- **PROBLEM DESCRIPTION**: Look for "title" in the records and copy every line that has it.

---------- DATA RECORDS

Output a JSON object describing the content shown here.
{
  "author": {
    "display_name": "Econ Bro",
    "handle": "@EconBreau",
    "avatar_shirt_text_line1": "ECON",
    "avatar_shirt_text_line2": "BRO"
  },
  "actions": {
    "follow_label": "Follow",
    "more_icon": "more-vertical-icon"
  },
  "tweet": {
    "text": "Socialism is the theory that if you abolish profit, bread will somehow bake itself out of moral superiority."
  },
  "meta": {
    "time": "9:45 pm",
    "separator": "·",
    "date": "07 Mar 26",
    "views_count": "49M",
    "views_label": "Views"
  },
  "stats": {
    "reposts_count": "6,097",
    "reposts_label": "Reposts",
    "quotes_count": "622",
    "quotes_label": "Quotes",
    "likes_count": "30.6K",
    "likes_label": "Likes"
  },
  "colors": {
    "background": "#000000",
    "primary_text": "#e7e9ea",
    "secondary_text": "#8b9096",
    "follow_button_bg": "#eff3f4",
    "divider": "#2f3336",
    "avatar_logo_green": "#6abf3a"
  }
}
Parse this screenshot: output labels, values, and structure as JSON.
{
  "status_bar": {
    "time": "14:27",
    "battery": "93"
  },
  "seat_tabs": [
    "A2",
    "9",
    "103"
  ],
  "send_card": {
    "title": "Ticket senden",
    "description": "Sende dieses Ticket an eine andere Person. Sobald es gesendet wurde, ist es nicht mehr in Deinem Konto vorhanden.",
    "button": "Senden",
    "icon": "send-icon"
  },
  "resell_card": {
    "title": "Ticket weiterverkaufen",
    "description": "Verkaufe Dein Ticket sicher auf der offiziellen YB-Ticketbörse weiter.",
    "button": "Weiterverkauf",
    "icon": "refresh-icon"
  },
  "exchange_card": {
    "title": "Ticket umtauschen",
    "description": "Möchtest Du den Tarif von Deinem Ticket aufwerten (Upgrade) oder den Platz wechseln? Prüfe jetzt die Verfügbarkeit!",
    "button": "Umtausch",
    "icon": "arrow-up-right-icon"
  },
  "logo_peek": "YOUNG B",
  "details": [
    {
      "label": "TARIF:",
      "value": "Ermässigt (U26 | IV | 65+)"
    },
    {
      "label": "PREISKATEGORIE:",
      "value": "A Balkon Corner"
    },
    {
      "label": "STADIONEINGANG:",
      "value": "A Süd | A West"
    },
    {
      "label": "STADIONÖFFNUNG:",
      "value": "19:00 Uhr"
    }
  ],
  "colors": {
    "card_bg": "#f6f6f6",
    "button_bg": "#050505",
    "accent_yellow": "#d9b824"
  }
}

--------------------

- **RESULT FOR THIS TASK**:
    "title": "Ticket senden",
    "title": "Ticket weiterverkaufen",
    "title": "Ticket umtauschen",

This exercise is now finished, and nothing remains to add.